The transition from primary school to secondary school is a major event for all pupils and one area that some pupils find difficult is homework. The amount of homework given to pupils is carefully planned and overseen by Mr Knights, Assistant Head teacher. A homework timetable is constructed to ensure that the setting and collection of homework is fair and not overwhelming for the pupils. Nevertheless, for those who find it difficult to work independently, it can be a cause of worry.
Homework Club is held for one hour after school every Tuesday, Wednesday and Thursday. Pupils are invited by letter to attend and if a pupil does not attend homework club by 4.00 p.m., parents/carers are informed.
The purpose of homework club is to support pupils who would find it difficult to complete homework independently. Learning support assistants oversee homework club. They are aware of the homework that needs to be completed as they support these pupils in the classroom. This removes anxiety as the pupil leaves school confident that at least some homework has been completed and they have received individual support to help them complete the remainder with parents at home.
speech and language therapy
In year 7 and 8 any student who has a diagnosis of ASD, ADHD or SEMH will be invited to take part in the social thinking course for one hour per week. The social thinking course is designed to allow students to explore their behaviour in different situations and allow them to understand what is expected of them. This gives them a chance to interact with other students they may not usually spend time with.
Students who participate in this course will learn and improve the following skills;
- Independent work
The purpose of an Access Arrangement is to ensure, where possible, that barriers to assessment are removed for a disabled candidate preventing him/her from being placed at a substantial disadvantage as a consequence of persistent and significant difficulties. The integrity of the assessment is maintained, whilst at the same time providing access to assessments for a disabled candidate.

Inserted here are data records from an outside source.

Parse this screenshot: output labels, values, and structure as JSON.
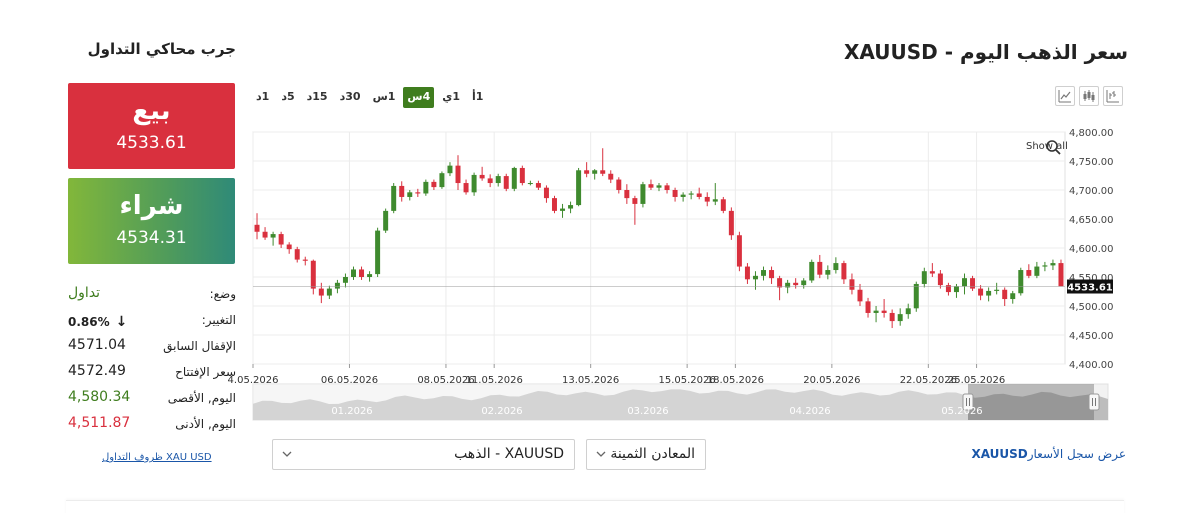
{
  "page": {
    "title": "سعر الذهب اليوم - XAUUSD",
    "simulator_title": "جرب محاكي التداول"
  },
  "toolbar": {
    "icons": [
      "line-chart-icon",
      "candlestick-icon",
      "bar-ohlc-icon"
    ]
  },
  "timeframes": [
    {
      "label": "1أ",
      "active": false
    },
    {
      "label": "1ي",
      "active": false
    },
    {
      "label": "4س",
      "active": true
    },
    {
      "label": "1س",
      "active": false
    },
    {
      "label": "30د",
      "active": false
    },
    {
      "label": "15د",
      "active": false
    },
    {
      "label": "5د",
      "active": false
    },
    {
      "label": "1د",
      "active": false
    }
  ],
  "trade": {
    "sell_label": "بيع",
    "sell_price": "4533.61",
    "buy_label": "شراء",
    "buy_price": "4534.31"
  },
  "stats": {
    "status_label": "وضع:",
    "status_value": "تداول",
    "change_label": "التغيير:",
    "change_value": "0.86%",
    "prev_close_label": "الإقفال السابق",
    "prev_close_value": "4571.04",
    "open_label": "سعر الإفتتاح",
    "open_value": "4572.49",
    "high_label": "اليوم, الأقصى",
    "high_value": "4,580.34",
    "low_label": "اليوم, الأدنى",
    "low_value": "4,511.87"
  },
  "links": {
    "conditions": "XAU USD ظروف التداول",
    "history_symbol": "XAUUSD",
    "history_text": "عرض سجل الأسعار"
  },
  "selects": {
    "category": "المعادن الثمينة",
    "instrument": "XAUUSD - الذهب"
  },
  "colors": {
    "up": "#3f8a2e",
    "down": "#d9303e",
    "sell": "#d9303e",
    "active_timeframe": "#3f7d1e",
    "link": "#1a56a8"
  },
  "chart_data": {
    "type": "candlestick",
    "title": "",
    "show_all_label": "Show all",
    "ylim": [
      4400,
      4800
    ],
    "y_ticks": [
      "4,800.00",
      "4,750.00",
      "4,700.00",
      "4,650.00",
      "4,600.00",
      "4,550.00",
      "4,500.00",
      "4,450.00",
      "4,400.00"
    ],
    "y_tick_values": [
      4800,
      4750,
      4700,
      4650,
      4600,
      4550,
      4500,
      4450,
      4400
    ],
    "x_ticks": [
      "4.05.2026",
      "06.05.2026",
      "08.05.2026",
      "11.05.2026",
      "13.05.2026",
      "15.05.2026",
      "18.05.2026",
      "20.05.2026",
      "22.05.2026",
      "25.05.2026"
    ],
    "x_tick_index": [
      0,
      12,
      24,
      30,
      42,
      54,
      60,
      72,
      84,
      90
    ],
    "current_price": 4533.61,
    "current_price_label": "4533.61",
    "navigator_labels": [
      "01.2026",
      "02.2026",
      "03.2026",
      "04.2026",
      "05.2026"
    ],
    "grid": true,
    "candles": [
      [
        4640,
        4660,
        4615,
        4628
      ],
      [
        4628,
        4636,
        4614,
        4618
      ],
      [
        4618,
        4628,
        4604,
        4624
      ],
      [
        4624,
        4628,
        4600,
        4606
      ],
      [
        4606,
        4610,
        4590,
        4598
      ],
      [
        4598,
        4602,
        4575,
        4580
      ],
      [
        4580,
        4585,
        4570,
        4578
      ],
      [
        4578,
        4580,
        4520,
        4530
      ],
      [
        4530,
        4540,
        4505,
        4518
      ],
      [
        4518,
        4535,
        4512,
        4530
      ],
      [
        4530,
        4545,
        4522,
        4540
      ],
      [
        4540,
        4556,
        4532,
        4550
      ],
      [
        4550,
        4568,
        4545,
        4563
      ],
      [
        4563,
        4568,
        4545,
        4550
      ],
      [
        4550,
        4560,
        4542,
        4555
      ],
      [
        4555,
        4635,
        4550,
        4630
      ],
      [
        4630,
        4668,
        4626,
        4664
      ],
      [
        4664,
        4712,
        4660,
        4707
      ],
      [
        4707,
        4715,
        4680,
        4688
      ],
      [
        4688,
        4700,
        4682,
        4696
      ],
      [
        4696,
        4702,
        4688,
        4694
      ],
      [
        4694,
        4718,
        4690,
        4714
      ],
      [
        4714,
        4718,
        4700,
        4705
      ],
      [
        4705,
        4732,
        4702,
        4729
      ],
      [
        4729,
        4748,
        4724,
        4742
      ],
      [
        4742,
        4760,
        4700,
        4712
      ],
      [
        4712,
        4718,
        4692,
        4696
      ],
      [
        4696,
        4730,
        4690,
        4726
      ],
      [
        4726,
        4740,
        4716,
        4720
      ],
      [
        4720,
        4727,
        4705,
        4712
      ],
      [
        4712,
        4728,
        4706,
        4724
      ],
      [
        4724,
        4728,
        4698,
        4702
      ],
      [
        4702,
        4740,
        4698,
        4738
      ],
      [
        4738,
        4742,
        4708,
        4712
      ],
      [
        4712,
        4716,
        4708,
        4712
      ],
      [
        4712,
        4716,
        4700,
        4704
      ],
      [
        4704,
        4708,
        4678,
        4686
      ],
      [
        4686,
        4690,
        4660,
        4664
      ],
      [
        4664,
        4676,
        4652,
        4668
      ],
      [
        4668,
        4680,
        4660,
        4674
      ],
      [
        4674,
        4738,
        4672,
        4734
      ],
      [
        4734,
        4748,
        4722,
        4728
      ],
      [
        4728,
        4736,
        4718,
        4734
      ],
      [
        4734,
        4772,
        4724,
        4728
      ],
      [
        4728,
        4734,
        4712,
        4718
      ],
      [
        4718,
        4722,
        4694,
        4700
      ],
      [
        4700,
        4710,
        4676,
        4686
      ],
      [
        4686,
        4690,
        4640,
        4676
      ],
      [
        4676,
        4714,
        4670,
        4710
      ],
      [
        4710,
        4718,
        4700,
        4704
      ],
      [
        4704,
        4712,
        4698,
        4708
      ],
      [
        4708,
        4712,
        4694,
        4700
      ],
      [
        4700,
        4704,
        4680,
        4688
      ],
      [
        4688,
        4696,
        4680,
        4692
      ],
      [
        4692,
        4698,
        4684,
        4694
      ],
      [
        4694,
        4704,
        4684,
        4688
      ],
      [
        4688,
        4696,
        4672,
        4680
      ],
      [
        4680,
        4712,
        4674,
        4684
      ],
      [
        4684,
        4688,
        4660,
        4664
      ],
      [
        4664,
        4670,
        4614,
        4622
      ],
      [
        4622,
        4628,
        4560,
        4568
      ],
      [
        4568,
        4574,
        4538,
        4546
      ],
      [
        4546,
        4560,
        4528,
        4552
      ],
      [
        4552,
        4568,
        4544,
        4562
      ],
      [
        4562,
        4568,
        4538,
        4548
      ],
      [
        4548,
        4552,
        4510,
        4532
      ],
      [
        4532,
        4545,
        4522,
        4540
      ],
      [
        4540,
        4548,
        4530,
        4536
      ],
      [
        4536,
        4548,
        4530,
        4544
      ],
      [
        4544,
        4580,
        4540,
        4576
      ],
      [
        4576,
        4588,
        4548,
        4554
      ],
      [
        4554,
        4570,
        4546,
        4562
      ],
      [
        4562,
        4584,
        4556,
        4574
      ],
      [
        4574,
        4578,
        4538,
        4546
      ],
      [
        4546,
        4556,
        4520,
        4528
      ],
      [
        4528,
        4538,
        4500,
        4508
      ],
      [
        4508,
        4514,
        4480,
        4488
      ],
      [
        4488,
        4500,
        4472,
        4492
      ],
      [
        4492,
        4512,
        4480,
        4488
      ],
      [
        4488,
        4494,
        4462,
        4474
      ],
      [
        4474,
        4496,
        4466,
        4486
      ],
      [
        4486,
        4504,
        4478,
        4496
      ],
      [
        4496,
        4542,
        4490,
        4538
      ],
      [
        4538,
        4566,
        4532,
        4560
      ],
      [
        4560,
        4574,
        4550,
        4556
      ],
      [
        4556,
        4562,
        4530,
        4536
      ],
      [
        4536,
        4540,
        4518,
        4524
      ],
      [
        4524,
        4538,
        4514,
        4534
      ],
      [
        4534,
        4556,
        4520,
        4548
      ],
      [
        4548,
        4552,
        4526,
        4530
      ],
      [
        4530,
        4536,
        4510,
        4518
      ],
      [
        4518,
        4532,
        4508,
        4526
      ],
      [
        4526,
        4540,
        4520,
        4528
      ],
      [
        4528,
        4532,
        4500,
        4512
      ],
      [
        4512,
        4526,
        4504,
        4522
      ],
      [
        4522,
        4566,
        4518,
        4562
      ],
      [
        4562,
        4572,
        4548,
        4552
      ],
      [
        4552,
        4576,
        4548,
        4568
      ],
      [
        4568,
        4576,
        4560,
        4570
      ],
      [
        4570,
        4580,
        4562,
        4574
      ],
      [
        4574,
        4580,
        4540,
        4534
      ]
    ]
  }
}
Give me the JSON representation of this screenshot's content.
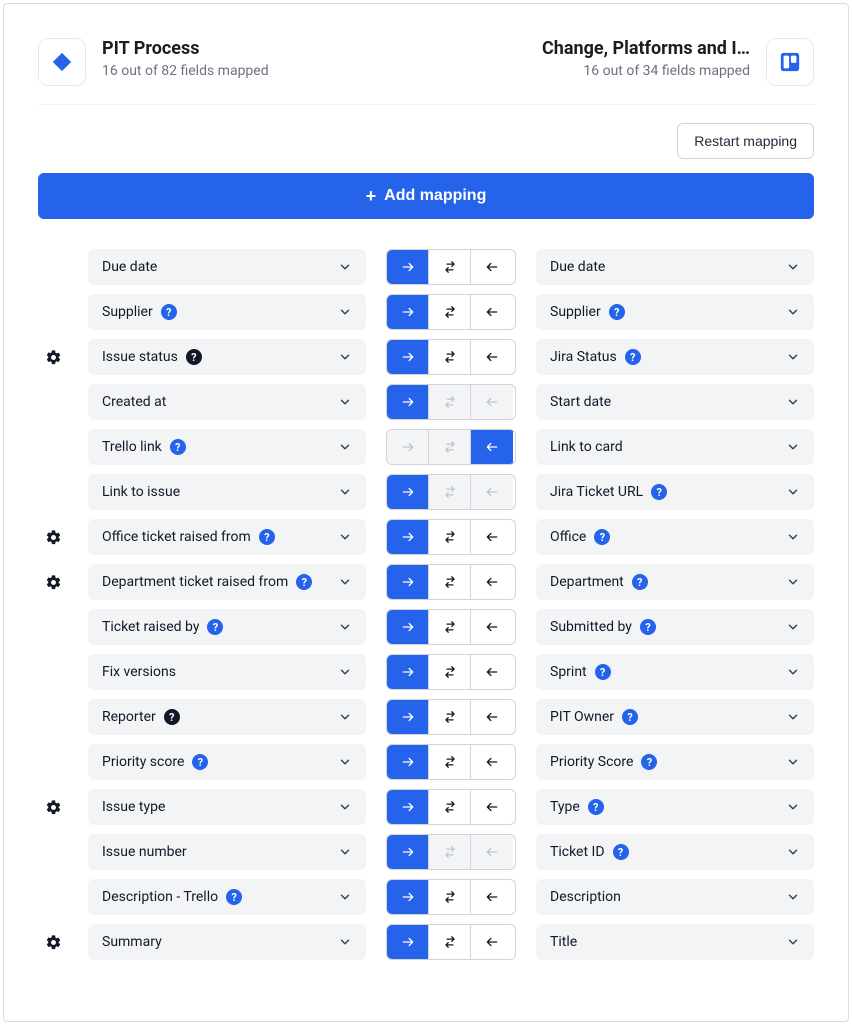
{
  "left": {
    "title": "PIT Process",
    "subtitle": "16 out of 82 fields mapped",
    "icon": "jira"
  },
  "right": {
    "title": "Change, Platforms and I…",
    "subtitle": "16 out of 34 fields mapped",
    "icon": "trello"
  },
  "buttons": {
    "restart": "Restart mapping",
    "add": "Add mapping"
  },
  "mappings": [
    {
      "gear": false,
      "left": {
        "label": "Due date"
      },
      "right": {
        "label": "Due date"
      },
      "dir": {
        "mode": "right",
        "bothEnabled": true,
        "leftEnabled": true
      }
    },
    {
      "gear": false,
      "left": {
        "label": "Supplier",
        "info": "blue"
      },
      "right": {
        "label": "Supplier",
        "info": "blue"
      },
      "dir": {
        "mode": "right",
        "bothEnabled": true,
        "leftEnabled": true
      }
    },
    {
      "gear": true,
      "left": {
        "label": "Issue status",
        "info": "black"
      },
      "right": {
        "label": "Jira Status",
        "info": "blue"
      },
      "dir": {
        "mode": "right",
        "bothEnabled": true,
        "leftEnabled": true
      }
    },
    {
      "gear": false,
      "left": {
        "label": "Created at"
      },
      "right": {
        "label": "Start date"
      },
      "dir": {
        "mode": "right",
        "bothEnabled": false,
        "leftEnabled": false
      }
    },
    {
      "gear": false,
      "left": {
        "label": "Trello link",
        "info": "blue"
      },
      "right": {
        "label": "Link to card"
      },
      "dir": {
        "mode": "left",
        "rightEnabled": false,
        "bothEnabled": false
      }
    },
    {
      "gear": false,
      "left": {
        "label": "Link to issue"
      },
      "right": {
        "label": "Jira Ticket URL",
        "info": "blue"
      },
      "dir": {
        "mode": "right",
        "bothEnabled": false,
        "leftEnabled": false
      }
    },
    {
      "gear": true,
      "left": {
        "label": "Office ticket raised from",
        "info": "blue"
      },
      "right": {
        "label": "Office",
        "info": "blue"
      },
      "dir": {
        "mode": "right",
        "bothEnabled": true,
        "leftEnabled": true
      }
    },
    {
      "gear": true,
      "left": {
        "label": "Department ticket raised from",
        "info": "blue"
      },
      "right": {
        "label": "Department",
        "info": "blue"
      },
      "dir": {
        "mode": "right",
        "bothEnabled": true,
        "leftEnabled": true
      }
    },
    {
      "gear": false,
      "left": {
        "label": "Ticket raised by",
        "info": "blue"
      },
      "right": {
        "label": "Submitted by",
        "info": "blue"
      },
      "dir": {
        "mode": "right",
        "bothEnabled": true,
        "leftEnabled": true
      }
    },
    {
      "gear": false,
      "left": {
        "label": "Fix versions"
      },
      "right": {
        "label": "Sprint",
        "info": "blue"
      },
      "dir": {
        "mode": "right",
        "bothEnabled": true,
        "leftEnabled": true
      }
    },
    {
      "gear": false,
      "left": {
        "label": "Reporter",
        "info": "black"
      },
      "right": {
        "label": "PIT Owner",
        "info": "blue"
      },
      "dir": {
        "mode": "right",
        "bothEnabled": true,
        "leftEnabled": true
      }
    },
    {
      "gear": false,
      "left": {
        "label": "Priority score",
        "info": "blue"
      },
      "right": {
        "label": "Priority Score",
        "info": "blue"
      },
      "dir": {
        "mode": "right",
        "bothEnabled": true,
        "leftEnabled": true
      }
    },
    {
      "gear": true,
      "left": {
        "label": "Issue type"
      },
      "right": {
        "label": "Type",
        "info": "blue"
      },
      "dir": {
        "mode": "right",
        "bothEnabled": true,
        "leftEnabled": true
      }
    },
    {
      "gear": false,
      "left": {
        "label": "Issue number"
      },
      "right": {
        "label": "Ticket ID",
        "info": "blue"
      },
      "dir": {
        "mode": "right",
        "bothEnabled": false,
        "leftEnabled": false
      }
    },
    {
      "gear": false,
      "left": {
        "label": "Description - Trello",
        "info": "blue"
      },
      "right": {
        "label": "Description"
      },
      "dir": {
        "mode": "right",
        "bothEnabled": true,
        "leftEnabled": true
      }
    },
    {
      "gear": true,
      "left": {
        "label": "Summary"
      },
      "right": {
        "label": "Title"
      },
      "dir": {
        "mode": "right",
        "bothEnabled": true,
        "leftEnabled": true
      }
    }
  ]
}
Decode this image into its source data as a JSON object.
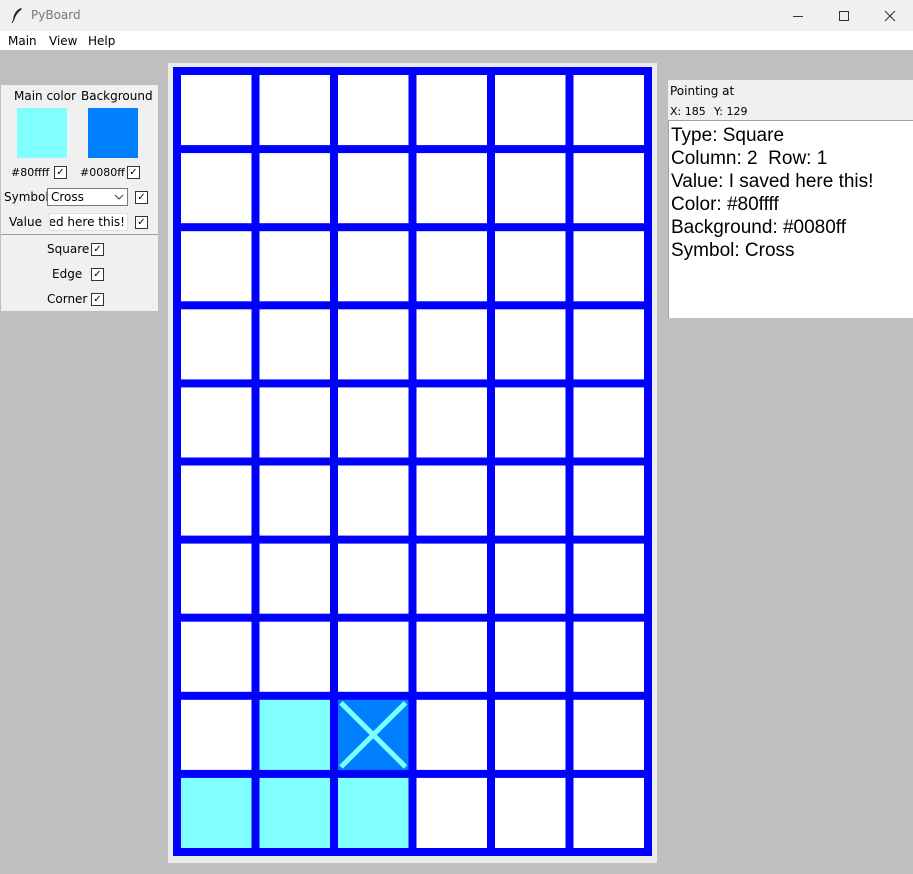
{
  "window": {
    "title": "PyBoard",
    "icon": "feather-icon"
  },
  "menu": {
    "main": "Main",
    "view": "View",
    "help": "Help"
  },
  "left_panel": {
    "main_color_label": "Main color",
    "background_label": "Background",
    "main_color_hex": "#80ffff",
    "background_hex": "#0080ff",
    "main_color_checked": true,
    "background_checked": true,
    "symbol_label": "Symbol",
    "symbol_value": "Cross",
    "symbol_checked": true,
    "value_label": "Value",
    "value_text": "ved here this!",
    "value_checked": true,
    "square_label": "Square",
    "square_checked": true,
    "edge_label": "Edge",
    "edge_checked": true,
    "corner_label": "Corner",
    "corner_checked": true
  },
  "info_panel": {
    "title": "Pointing at",
    "x_label": "X: 185",
    "y_label": "Y: 129",
    "type_line": "Type: Square",
    "position_line": "Column: 2  Row: 1",
    "value_line": "Value: I saved here this!",
    "color_line": "Color: #80ffff",
    "background_line": "Background: #0080ff",
    "symbol_line": "Symbol: Cross"
  },
  "board": {
    "columns": 6,
    "rows": 10,
    "grid_color": "#0000ff",
    "empty_color": "#ffffff",
    "colored_cells": [
      {
        "col": 1,
        "row": 8,
        "fill": "#80ffff"
      },
      {
        "col": 2,
        "row": 8,
        "fill": "#0080ff",
        "symbol": "cross",
        "symbol_color": "#80ffff"
      },
      {
        "col": 0,
        "row": 9,
        "fill": "#80ffff"
      },
      {
        "col": 1,
        "row": 9,
        "fill": "#80ffff"
      },
      {
        "col": 2,
        "row": 9,
        "fill": "#80ffff"
      }
    ]
  }
}
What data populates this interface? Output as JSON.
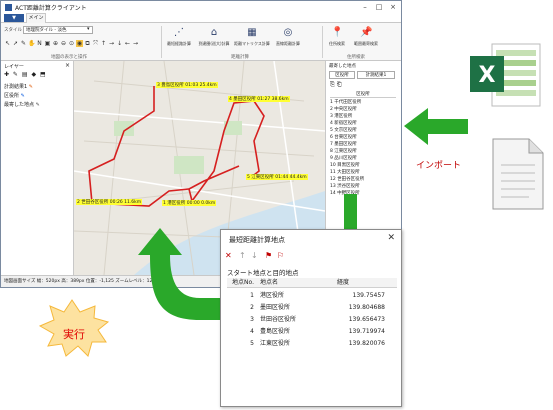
{
  "app": {
    "title": "ACT距離計算クライアント",
    "file_menu": "▼",
    "tab_main": "メイン"
  },
  "ribbon": {
    "style_label": "スタイル",
    "style_value": "地理院タイル - 淡色",
    "group_map": "地図の表示と操作",
    "group_distance": "距離計算",
    "group_lookup": "住所検索",
    "buttons": [
      {
        "label": "最短経路計算",
        "icon": "route-icon"
      },
      {
        "label": "到達圏(巡大)計算",
        "icon": "area-icon"
      },
      {
        "label": "距離マトリクス計算",
        "icon": "grid-icon"
      },
      {
        "label": "直線距離計算",
        "icon": "circle-icon"
      },
      {
        "label": "住所検索",
        "icon": "pin-icon"
      },
      {
        "label": "範囲最寄検索",
        "icon": "pin-flag-icon"
      }
    ]
  },
  "layer_panel": {
    "title": "レイヤー",
    "rows": [
      "計測結果1",
      "区役所",
      "最寄した地点"
    ]
  },
  "map": {
    "labels": [
      "3 豊島区役所 01:03 25.4km",
      "4 墨田区役所 01:27 38.6km",
      "5 江東区役所 01:44 44.4km",
      "2 世田谷区役所 00:26 11.6km",
      "1 港区役所 00:00 0.0km"
    ],
    "route_color": "#d62020",
    "label_bg": "#ffff33"
  },
  "right_panel": {
    "title": "最寄した地点",
    "tabs": [
      "区役所",
      "計測結果1"
    ],
    "col_header": "区役所",
    "rows": [
      "1 千代田区役所",
      "2 中央区役所",
      "3 港区役所",
      "4 新宿区役所",
      "5 文京区役所",
      "6 台東区役所",
      "7 墨田区役所",
      "8 江東区役所",
      "9 品川区役所",
      "10 目黒区役所",
      "11 大田区役所",
      "12 世田谷区役所",
      "13 渋谷区役所",
      "14 中野区役所"
    ]
  },
  "status_bar": {
    "text": "地図画面サイズ 幅：520px 高：389px 位置：-1,125 ズームレベル：12 距離"
  },
  "dialog": {
    "title": "最短距離計算地点",
    "subtitle": "スタート地点と目的地点",
    "columns": [
      "地点No.",
      "地点名",
      "経度"
    ],
    "rows": [
      {
        "no": "1",
        "name": "港区役所",
        "lon": "139.75457"
      },
      {
        "no": "2",
        "name": "墨田区役所",
        "lon": "139.804688"
      },
      {
        "no": "3",
        "name": "世田谷区役所",
        "lon": "139.656473"
      },
      {
        "no": "4",
        "name": "豊島区役所",
        "lon": "139.719974"
      },
      {
        "no": "5",
        "name": "江東区役所",
        "lon": "139.820076"
      }
    ]
  },
  "annotations": {
    "import_label": "インポート",
    "execute_label": "実行",
    "arrow_color": "#2aa82a"
  }
}
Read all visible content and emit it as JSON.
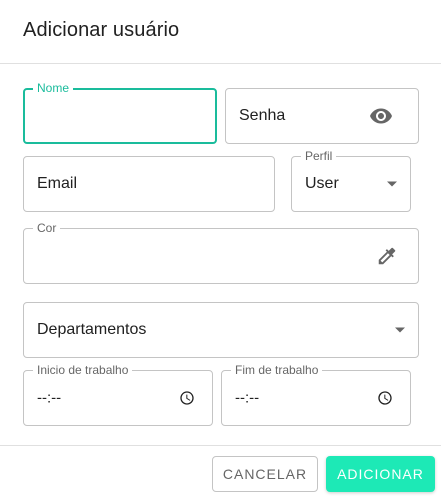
{
  "dialog": {
    "title": "Adicionar usuário"
  },
  "form": {
    "nome": {
      "label": "Nome",
      "value": ""
    },
    "senha": {
      "placeholder": "Senha",
      "value": "",
      "icon": "eye-icon"
    },
    "email": {
      "placeholder": "Email",
      "value": ""
    },
    "perfil": {
      "label": "Perfil",
      "selected": "User",
      "icon": "dropdown-arrow-icon"
    },
    "cor": {
      "label": "Cor",
      "value": "",
      "icon": "eyedropper-icon"
    },
    "departamentos": {
      "placeholder": "Departamentos",
      "icon": "dropdown-arrow-icon"
    },
    "inicio_trabalho": {
      "label": "Inicio de trabalho",
      "value": "--:--",
      "icon": "clock-icon"
    },
    "fim_trabalho": {
      "label": "Fim de trabalho",
      "value": "--:--",
      "icon": "clock-icon"
    }
  },
  "actions": {
    "cancel_label": "CANCELAR",
    "add_label": "ADICIONAR"
  },
  "colors": {
    "accent": "#1abc9c",
    "primary_button": "#1de9b6",
    "border": "#c4c4c4",
    "text": "#212121",
    "muted": "#666666"
  }
}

Access Arrangements are pre-examination adjustments for candidates based on evidence of need and normal way of working. Access Arrangements fall into two distinct categories:
- Arrangements which are delegated to centre
- Arrangements which require prior JCQ awarding body approval
The Equality Act 2010 requires an Awarding Body to make reasonable adjustments where a candidate, who is disabled within the meaning of the Equality Act 2010, would be at a substantial disadvantage in undertaking an assessment.
A reasonable adjustment for a particular person may be unique to that individual and may not be included in the list of available Access Arrangements. How reasonable the adjustment is will depend on a number of factors including the needs of the disabled candidate/learner. An adjustment may not be considered reasonable if it involves costs, timeframes or affects the security or integrity of the assessment.
Please see ‘Access Arrangements and Reasonable Adjustments Policy’ for further detail.